Australians are no strangers when it comes to illicit drug use. According to the United Nation’s 2014 World Drug Report Australia surpasses every other country when it comes to ecstasy and cannabis use, was third for methamphetamines and fourth for cocaine. More than 40 per cent of us have used drugs illicitly and we have one of the highest rates of illegal use per capita despite also having some of the most expensive prices.
The Daily Telegraph reports more than 10 per cent of the working-age population regularly use cannabis, with 1.9 million people aged 15-65 using it in the last 12 months.
The World Drug report also showed that annual use among Australians and New Zealand for all drugs except for opiates like heroin “remain much higher than the global average.”
Is Australia losing its war on drugs?
With these kinds of numbers it looks like we are losing our war on drugs. The drug problem is all about supply and demand. With reduced demand there would be a less lucrative market for drug manufacturers and distributers. We need to look first at what is creating the demand and why Australia leads the world in illicit drug use if we will ever be successful with our war on drugs.
Whether prescribed or illegal, why do Australians love their drugs so much? First, let’s look at the historic basis for our current drug use. Earlier in the 20th Century, Australians were exposed to narcotics such as heroin, morphine and cannabis through “medicinal” preparations that were legally prescribed by doctors. In fact, morphine “was not prohibited in Australia until July 1953.” However, prohibitive laws have proven to be ineffective as an unprecedented use exploded in the 1990s, according to James Rowe\s article in the Conversation.
People are dying from drug overdoses and communities are being ravaged because Australia believes more in crime and punishment then it does on taking responsibility for the drug problem. Instead it leaves the criminal black market in control of quality and pricing.
As James Rowe highlights, when the government stands back and hands control to a market that is purely motivated by profit, “it abrogates all responsibility to provide the means to protect the people it purports to govern” and is “actively harming the people it is supposed to help.”
Why drugs should be decriminalised.
The question is, since the law and order approach has completely failed to deter drug use according to critics, then what should we as a nation do to manage it and the harms associated with it? In our war on drugs we tend to forget that the people who are using drugs are every day citizens who for one reason or another have become involved in drugs. They are your brother, your co-worker, your neighbour, your parent and your child.

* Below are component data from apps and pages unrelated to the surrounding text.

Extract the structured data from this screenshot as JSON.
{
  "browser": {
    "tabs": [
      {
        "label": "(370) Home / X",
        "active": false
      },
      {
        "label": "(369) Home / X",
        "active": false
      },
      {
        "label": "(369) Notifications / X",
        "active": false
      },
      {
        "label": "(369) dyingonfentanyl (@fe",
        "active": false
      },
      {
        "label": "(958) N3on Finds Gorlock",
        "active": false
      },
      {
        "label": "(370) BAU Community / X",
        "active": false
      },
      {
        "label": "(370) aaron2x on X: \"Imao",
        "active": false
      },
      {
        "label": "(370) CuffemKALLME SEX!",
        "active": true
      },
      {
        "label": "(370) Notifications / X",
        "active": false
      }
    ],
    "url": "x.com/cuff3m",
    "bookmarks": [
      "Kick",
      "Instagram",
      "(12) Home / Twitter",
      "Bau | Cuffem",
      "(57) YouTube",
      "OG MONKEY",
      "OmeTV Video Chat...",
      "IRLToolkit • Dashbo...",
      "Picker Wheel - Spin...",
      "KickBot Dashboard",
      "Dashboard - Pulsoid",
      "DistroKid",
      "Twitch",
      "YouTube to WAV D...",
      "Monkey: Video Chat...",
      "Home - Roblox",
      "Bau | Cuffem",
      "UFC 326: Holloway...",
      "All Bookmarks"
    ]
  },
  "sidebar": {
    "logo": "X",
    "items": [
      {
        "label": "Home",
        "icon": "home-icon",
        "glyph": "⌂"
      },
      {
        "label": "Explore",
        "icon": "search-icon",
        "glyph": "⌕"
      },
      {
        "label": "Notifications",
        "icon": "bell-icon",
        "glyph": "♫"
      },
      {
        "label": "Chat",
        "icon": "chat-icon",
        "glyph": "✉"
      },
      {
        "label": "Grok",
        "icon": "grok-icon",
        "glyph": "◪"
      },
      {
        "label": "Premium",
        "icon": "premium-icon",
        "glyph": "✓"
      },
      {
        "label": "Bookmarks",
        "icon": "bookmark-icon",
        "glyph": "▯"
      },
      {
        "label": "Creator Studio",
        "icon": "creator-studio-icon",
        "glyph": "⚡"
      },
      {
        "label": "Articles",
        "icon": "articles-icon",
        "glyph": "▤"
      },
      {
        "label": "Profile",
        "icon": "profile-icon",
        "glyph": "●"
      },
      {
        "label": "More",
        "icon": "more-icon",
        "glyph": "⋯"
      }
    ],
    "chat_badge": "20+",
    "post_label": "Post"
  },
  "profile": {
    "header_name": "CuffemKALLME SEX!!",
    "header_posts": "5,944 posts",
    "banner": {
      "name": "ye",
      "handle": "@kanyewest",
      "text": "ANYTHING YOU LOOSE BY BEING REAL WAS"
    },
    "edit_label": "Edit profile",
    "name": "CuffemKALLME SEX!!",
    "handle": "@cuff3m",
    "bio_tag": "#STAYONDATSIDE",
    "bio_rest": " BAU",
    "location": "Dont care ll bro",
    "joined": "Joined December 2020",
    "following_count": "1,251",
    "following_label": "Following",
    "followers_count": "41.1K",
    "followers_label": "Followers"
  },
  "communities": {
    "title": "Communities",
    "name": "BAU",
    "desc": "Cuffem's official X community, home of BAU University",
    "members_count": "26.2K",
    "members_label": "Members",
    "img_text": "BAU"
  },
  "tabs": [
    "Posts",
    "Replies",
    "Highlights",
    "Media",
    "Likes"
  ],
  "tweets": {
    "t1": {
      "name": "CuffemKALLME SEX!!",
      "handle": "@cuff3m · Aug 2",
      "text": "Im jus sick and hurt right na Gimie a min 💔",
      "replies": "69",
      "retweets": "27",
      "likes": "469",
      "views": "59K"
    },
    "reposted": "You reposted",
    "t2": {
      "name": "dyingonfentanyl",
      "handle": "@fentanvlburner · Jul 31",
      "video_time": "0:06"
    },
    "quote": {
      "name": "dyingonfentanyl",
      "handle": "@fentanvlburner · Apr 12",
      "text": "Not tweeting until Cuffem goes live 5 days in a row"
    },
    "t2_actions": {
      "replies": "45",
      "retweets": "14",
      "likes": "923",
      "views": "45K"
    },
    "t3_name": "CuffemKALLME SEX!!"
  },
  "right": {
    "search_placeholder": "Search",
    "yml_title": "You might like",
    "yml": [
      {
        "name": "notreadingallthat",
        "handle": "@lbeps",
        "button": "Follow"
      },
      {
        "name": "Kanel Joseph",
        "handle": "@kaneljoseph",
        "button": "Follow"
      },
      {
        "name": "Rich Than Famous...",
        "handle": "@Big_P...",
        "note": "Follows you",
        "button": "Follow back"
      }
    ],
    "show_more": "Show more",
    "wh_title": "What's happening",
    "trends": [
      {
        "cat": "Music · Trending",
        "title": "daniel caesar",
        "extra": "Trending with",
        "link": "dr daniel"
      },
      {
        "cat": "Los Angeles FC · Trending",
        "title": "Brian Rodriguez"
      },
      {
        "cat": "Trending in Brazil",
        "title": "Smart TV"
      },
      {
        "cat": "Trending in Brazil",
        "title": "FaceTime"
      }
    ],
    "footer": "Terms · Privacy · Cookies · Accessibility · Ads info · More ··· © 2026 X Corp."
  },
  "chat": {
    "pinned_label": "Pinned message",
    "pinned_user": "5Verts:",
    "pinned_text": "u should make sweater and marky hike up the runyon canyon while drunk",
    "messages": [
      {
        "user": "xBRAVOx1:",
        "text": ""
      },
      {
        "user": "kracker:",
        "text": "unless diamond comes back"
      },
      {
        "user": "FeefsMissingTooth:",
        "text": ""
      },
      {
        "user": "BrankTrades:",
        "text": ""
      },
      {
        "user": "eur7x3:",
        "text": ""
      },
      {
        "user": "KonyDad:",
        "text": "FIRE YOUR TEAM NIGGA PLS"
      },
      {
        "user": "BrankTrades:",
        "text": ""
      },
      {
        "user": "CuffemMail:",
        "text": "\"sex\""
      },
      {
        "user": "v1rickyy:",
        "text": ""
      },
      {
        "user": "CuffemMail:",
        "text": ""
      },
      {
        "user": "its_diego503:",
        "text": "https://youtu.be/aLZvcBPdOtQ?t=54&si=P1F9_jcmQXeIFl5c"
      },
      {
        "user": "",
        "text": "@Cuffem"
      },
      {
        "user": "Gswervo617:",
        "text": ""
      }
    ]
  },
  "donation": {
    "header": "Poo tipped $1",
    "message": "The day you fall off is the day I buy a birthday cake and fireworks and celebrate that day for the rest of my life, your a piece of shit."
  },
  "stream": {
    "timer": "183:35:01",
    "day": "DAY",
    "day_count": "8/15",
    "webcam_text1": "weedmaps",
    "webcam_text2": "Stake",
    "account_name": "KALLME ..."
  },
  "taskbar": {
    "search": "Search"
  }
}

As Greens leader Richard Di Natale is quoted in News.com.au, drug addiction is a “health problem, not a criminal one” but somewhere along the way, society decided drug users were morally failed and should be treated like criminals. Incarcerating people for a medical condition isn’t doing anyone any good. Taking children away from their parents and putting them in care only to perpetuate the cycle is not stopping people from using drugs. What we need according the Age, is public debate about “policies to minimise harm.”
The Green’s party in recent years has sparked a national debate about transforming our approach to drugs from one that blindly punishes certain community groups to one that mitigates harm through strategies like pill testing, medically supervised injecting sites and needle exchange programs in prisons. The Green’s new policy platform highlights how “the current punitive approach to drug use has failed to stop illicit drug use.”
Portugal, a global leader in drug policy, decriminalised drugs 15 years ago, which has led to a decrease in drug use, crime, disease and overdoses.
In its annual report, the Global Commission on Drug Policy stated prohibition has had “little or no impact” on drug use and has advocated dumping the civil and criminal penalties for drug use and possession.
The question is however, will the Australian government ever display the leadership needed to take back control of these drugs from the underground interests by championing evidence-based policy and channeling people through the healthcare instead of the criminal justice system? Or as Rowe suggests, are there too many vested interests in keeping drugs illegal, like the industrial law enforcement complex that thrives on drug war funding?